- devices for signal regeneration (electronic or optical regenerators), clock recovery and the like
- various kinds of electronics e.g. for signal processing and monitoring
- computers and software to control the system operation
In many cases, optical and electronic components for fiber communications are combined on photonic integrated circuits. Further progress in this technological area will help optical fiber communications to be extended to private households (→ fiber to the home) and small offices.
The RP Photonics Buyer's Guide contains 94 suppliers for optical fiber communication systems and devices. Among them:
|||N. A. Olsson, “Lightwave systems with optical amplifiers”, J. Lightwave Technol. LT-7, 1071 (1989)|
|||D. O. Caplan, “Laser communication transmitter and receiver design”, J. Opt. Fiber Commun. Rep. 4, 225 (2007)|
|||R.-J. Essiambre et al., “Capacity limits of optical fiber networks”, J. Lightwave Technol. 28 (4), 662 (2010)|
|||P. J. Winzer, D. T. Neilson and A. R. Chraplyvy, “Fiber-optic transmission and networking: the previous 20 and the next 20 years”, Opt. Express 26 (18), 24190 (2018)|
|||International Telecommunication Union (ITU), http://www.itu.int/home/index.html|
|||G. P. Agrawal, Fiber-Optic Communication Systems, John Wiley & Sons, New York (2002)|
|||H. J. R. Dutton, Understanding Optical Communications, http://www.redbooks.ibm.com/pubs/pdfs/redbooks/sg245230.pdf, IBM Redbooks|
|||Illustrated fiber optic glossary, http://www.fiber-optics.info/glossary-a.htm|
|||R. Paschotta, tutorial on "Passive Fiber Optics"|
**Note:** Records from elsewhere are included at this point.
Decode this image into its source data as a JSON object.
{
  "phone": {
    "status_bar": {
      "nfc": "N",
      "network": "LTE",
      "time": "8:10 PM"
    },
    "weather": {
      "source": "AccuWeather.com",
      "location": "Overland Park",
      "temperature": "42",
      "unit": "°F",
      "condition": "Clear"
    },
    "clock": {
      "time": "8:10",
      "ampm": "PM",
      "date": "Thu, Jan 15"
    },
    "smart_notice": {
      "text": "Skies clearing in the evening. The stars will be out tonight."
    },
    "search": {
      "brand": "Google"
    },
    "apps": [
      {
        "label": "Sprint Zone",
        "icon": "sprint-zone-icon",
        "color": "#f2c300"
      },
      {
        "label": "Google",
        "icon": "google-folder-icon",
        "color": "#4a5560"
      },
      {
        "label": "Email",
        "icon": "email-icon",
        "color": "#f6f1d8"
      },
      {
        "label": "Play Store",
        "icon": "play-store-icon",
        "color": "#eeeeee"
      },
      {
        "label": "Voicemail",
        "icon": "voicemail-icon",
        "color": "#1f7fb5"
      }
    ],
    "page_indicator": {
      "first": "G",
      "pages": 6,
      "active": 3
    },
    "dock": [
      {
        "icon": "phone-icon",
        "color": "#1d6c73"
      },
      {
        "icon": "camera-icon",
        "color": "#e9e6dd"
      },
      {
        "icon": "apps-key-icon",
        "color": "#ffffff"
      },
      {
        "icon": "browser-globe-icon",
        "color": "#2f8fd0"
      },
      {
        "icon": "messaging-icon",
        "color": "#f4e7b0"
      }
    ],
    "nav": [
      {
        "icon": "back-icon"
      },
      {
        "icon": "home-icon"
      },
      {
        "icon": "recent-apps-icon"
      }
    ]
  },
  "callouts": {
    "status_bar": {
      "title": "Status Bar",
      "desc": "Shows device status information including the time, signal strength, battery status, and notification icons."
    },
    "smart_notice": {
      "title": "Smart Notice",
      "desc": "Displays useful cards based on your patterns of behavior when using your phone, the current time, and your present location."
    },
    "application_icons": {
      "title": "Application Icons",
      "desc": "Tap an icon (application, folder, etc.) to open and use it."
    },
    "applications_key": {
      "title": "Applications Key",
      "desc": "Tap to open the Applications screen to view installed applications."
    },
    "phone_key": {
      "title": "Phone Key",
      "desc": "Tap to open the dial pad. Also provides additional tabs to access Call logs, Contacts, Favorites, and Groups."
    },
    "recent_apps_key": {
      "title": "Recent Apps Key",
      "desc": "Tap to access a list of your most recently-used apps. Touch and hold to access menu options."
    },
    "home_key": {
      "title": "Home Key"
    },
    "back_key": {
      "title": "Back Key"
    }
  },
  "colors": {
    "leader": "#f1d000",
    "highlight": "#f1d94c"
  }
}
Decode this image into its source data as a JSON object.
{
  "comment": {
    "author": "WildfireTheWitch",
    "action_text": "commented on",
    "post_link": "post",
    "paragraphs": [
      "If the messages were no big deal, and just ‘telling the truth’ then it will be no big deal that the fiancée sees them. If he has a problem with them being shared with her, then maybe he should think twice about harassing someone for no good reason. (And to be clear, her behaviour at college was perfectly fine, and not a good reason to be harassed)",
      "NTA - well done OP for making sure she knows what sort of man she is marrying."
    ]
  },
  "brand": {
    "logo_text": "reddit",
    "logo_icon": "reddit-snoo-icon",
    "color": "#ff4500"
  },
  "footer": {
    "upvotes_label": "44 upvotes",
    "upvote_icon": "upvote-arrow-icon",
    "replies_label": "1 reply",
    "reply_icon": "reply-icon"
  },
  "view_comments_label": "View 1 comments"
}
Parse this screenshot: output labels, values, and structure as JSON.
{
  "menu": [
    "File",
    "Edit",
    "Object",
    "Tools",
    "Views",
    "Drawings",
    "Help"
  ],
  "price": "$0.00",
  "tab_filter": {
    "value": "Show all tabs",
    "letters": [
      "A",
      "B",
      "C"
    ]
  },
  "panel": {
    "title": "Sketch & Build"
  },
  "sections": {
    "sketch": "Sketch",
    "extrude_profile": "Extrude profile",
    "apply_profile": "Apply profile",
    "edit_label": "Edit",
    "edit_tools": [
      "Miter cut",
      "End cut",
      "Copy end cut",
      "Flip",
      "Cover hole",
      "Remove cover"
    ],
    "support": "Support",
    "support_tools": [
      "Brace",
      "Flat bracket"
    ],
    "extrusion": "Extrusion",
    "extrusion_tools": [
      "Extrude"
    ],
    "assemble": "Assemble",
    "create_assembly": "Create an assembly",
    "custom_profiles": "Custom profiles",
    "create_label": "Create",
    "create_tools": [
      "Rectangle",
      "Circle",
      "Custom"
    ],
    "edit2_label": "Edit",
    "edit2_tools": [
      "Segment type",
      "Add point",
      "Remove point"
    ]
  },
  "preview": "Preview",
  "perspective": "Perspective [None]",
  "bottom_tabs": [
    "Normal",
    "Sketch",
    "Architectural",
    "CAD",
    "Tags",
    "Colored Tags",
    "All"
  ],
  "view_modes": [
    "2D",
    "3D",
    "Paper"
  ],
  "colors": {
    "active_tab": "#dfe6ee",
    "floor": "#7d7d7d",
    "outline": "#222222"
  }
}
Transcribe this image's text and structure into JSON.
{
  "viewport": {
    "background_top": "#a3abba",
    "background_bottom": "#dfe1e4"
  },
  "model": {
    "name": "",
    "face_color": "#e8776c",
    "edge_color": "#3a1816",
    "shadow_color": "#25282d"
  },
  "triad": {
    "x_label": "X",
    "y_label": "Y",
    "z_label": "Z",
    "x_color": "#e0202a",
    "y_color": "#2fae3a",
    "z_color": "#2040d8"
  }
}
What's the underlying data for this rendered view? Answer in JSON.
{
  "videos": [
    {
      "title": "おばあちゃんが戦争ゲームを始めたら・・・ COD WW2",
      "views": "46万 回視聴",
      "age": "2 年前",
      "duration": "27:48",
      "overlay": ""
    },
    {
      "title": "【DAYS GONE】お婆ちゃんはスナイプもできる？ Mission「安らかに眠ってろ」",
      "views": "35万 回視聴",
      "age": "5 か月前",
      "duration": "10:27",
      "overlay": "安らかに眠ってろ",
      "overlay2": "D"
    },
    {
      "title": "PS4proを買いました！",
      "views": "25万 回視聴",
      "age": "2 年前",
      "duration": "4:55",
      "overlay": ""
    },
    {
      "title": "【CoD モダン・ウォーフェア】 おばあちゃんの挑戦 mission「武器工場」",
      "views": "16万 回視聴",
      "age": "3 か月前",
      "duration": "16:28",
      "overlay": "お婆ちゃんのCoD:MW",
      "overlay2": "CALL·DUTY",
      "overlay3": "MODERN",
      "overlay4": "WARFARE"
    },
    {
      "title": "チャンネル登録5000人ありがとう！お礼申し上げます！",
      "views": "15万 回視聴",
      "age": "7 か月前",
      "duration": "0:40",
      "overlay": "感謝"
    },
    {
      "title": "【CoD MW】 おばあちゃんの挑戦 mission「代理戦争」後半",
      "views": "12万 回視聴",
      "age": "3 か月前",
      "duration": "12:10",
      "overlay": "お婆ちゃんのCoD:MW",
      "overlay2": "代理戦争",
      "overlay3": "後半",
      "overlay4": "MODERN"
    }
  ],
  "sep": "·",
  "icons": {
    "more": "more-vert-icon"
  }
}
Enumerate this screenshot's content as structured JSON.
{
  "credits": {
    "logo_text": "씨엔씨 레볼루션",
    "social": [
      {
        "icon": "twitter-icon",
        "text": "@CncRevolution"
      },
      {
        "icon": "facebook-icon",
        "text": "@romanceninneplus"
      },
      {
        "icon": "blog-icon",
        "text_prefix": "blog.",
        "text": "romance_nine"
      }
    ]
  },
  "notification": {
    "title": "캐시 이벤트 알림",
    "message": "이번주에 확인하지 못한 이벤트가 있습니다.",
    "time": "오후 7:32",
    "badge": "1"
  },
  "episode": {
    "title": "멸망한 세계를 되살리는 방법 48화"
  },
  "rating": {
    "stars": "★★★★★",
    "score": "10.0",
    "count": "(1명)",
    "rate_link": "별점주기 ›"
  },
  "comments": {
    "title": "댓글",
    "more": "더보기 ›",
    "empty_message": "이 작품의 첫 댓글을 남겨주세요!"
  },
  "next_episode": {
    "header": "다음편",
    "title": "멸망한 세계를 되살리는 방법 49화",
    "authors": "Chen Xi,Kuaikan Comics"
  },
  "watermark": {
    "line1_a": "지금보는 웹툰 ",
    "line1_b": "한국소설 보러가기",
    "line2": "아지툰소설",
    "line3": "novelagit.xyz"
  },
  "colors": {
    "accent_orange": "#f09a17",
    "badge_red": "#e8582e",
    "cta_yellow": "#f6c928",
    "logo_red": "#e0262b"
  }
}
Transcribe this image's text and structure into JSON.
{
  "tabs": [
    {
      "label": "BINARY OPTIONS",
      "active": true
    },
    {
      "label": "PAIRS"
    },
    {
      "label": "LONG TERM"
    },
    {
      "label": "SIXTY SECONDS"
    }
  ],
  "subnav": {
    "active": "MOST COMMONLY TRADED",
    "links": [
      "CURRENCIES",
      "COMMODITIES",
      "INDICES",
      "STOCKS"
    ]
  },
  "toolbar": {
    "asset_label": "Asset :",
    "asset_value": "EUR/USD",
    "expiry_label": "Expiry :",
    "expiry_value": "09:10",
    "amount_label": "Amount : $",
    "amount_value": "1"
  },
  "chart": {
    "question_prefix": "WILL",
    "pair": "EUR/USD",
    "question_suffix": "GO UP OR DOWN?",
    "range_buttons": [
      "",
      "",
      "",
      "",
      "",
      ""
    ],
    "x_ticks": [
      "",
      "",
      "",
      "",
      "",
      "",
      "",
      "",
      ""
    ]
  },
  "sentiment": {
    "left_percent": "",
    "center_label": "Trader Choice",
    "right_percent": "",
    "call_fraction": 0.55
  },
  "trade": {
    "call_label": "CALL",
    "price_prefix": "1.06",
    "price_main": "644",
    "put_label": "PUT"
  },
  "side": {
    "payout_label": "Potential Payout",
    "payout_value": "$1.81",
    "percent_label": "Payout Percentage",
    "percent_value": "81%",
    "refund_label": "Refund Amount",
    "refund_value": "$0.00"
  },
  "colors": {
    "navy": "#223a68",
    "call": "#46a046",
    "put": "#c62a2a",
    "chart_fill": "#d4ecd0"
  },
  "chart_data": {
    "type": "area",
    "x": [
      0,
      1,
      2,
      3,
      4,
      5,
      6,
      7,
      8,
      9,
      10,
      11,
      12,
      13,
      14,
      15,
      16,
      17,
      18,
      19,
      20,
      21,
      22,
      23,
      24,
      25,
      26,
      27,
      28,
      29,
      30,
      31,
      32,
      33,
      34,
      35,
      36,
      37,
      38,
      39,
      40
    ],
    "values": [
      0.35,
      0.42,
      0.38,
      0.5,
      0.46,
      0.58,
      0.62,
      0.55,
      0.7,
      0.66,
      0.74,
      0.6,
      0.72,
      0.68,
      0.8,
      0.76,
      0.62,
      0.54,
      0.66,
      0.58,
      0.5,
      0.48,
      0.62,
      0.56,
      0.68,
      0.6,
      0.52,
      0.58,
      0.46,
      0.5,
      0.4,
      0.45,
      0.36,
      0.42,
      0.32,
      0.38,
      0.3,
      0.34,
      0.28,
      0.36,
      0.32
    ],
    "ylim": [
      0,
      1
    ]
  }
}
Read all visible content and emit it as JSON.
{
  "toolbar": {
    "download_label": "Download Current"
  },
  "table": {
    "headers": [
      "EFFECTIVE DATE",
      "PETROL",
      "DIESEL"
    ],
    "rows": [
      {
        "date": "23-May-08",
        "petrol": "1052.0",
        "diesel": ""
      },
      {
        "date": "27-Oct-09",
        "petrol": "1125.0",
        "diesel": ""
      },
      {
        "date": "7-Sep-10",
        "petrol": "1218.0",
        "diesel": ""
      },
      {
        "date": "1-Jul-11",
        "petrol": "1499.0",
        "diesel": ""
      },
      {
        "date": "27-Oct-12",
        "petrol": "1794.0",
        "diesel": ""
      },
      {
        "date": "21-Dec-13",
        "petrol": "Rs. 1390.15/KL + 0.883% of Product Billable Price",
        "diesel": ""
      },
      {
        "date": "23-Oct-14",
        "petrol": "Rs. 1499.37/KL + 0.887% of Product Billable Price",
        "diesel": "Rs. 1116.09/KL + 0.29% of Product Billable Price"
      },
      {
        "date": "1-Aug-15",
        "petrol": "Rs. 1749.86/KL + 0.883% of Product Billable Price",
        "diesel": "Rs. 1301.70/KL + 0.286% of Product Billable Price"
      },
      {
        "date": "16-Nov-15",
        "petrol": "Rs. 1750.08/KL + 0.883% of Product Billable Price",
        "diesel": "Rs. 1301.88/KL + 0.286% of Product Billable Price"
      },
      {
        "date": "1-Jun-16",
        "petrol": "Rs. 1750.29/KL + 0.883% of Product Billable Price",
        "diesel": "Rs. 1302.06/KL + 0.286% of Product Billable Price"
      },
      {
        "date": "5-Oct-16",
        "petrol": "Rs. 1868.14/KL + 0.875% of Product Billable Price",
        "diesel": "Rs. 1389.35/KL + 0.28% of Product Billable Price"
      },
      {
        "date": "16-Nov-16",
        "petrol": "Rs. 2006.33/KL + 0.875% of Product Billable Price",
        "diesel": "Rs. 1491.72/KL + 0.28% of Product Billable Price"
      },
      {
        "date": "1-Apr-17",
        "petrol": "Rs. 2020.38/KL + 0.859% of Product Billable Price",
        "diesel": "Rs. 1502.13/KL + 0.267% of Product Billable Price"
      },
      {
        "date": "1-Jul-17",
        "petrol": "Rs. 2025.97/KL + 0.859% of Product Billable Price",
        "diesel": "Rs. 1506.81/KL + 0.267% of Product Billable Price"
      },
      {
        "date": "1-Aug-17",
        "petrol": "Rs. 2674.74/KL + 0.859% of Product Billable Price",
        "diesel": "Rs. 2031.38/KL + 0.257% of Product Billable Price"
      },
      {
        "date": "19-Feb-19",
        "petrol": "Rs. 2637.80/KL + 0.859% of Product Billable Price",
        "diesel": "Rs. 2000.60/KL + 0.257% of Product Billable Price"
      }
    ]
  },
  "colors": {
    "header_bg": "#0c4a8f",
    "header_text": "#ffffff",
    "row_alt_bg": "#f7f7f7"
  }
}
See also: fibers, fiber cables, telecom fibers, silica fibers, erbium-doped fiber amplifiers, optical data transmission, wavelength division multiplexing, time division multiplexing, space division multiplexing, fiber-optic links, fiber-optic networks, multi-core fibers, quantum cryptography, fiber to the home, free-space optical communications
and other articles in the categories fiber optics and waveguides, lightwave communications
This encyclopedia is authored by Dr. Rüdiger Paschotta, the founder and executive of RP Photonics Consulting GmbH. How about a tailored training course from this distinguished expert at your location? Contact RP Photonics to find out how his technical consulting services (e.g. product designs, problem solving, independent evaluations, training) and software could become very valuable for your business!
If you like this article, share it with your friends and colleagues, e.g. via social media: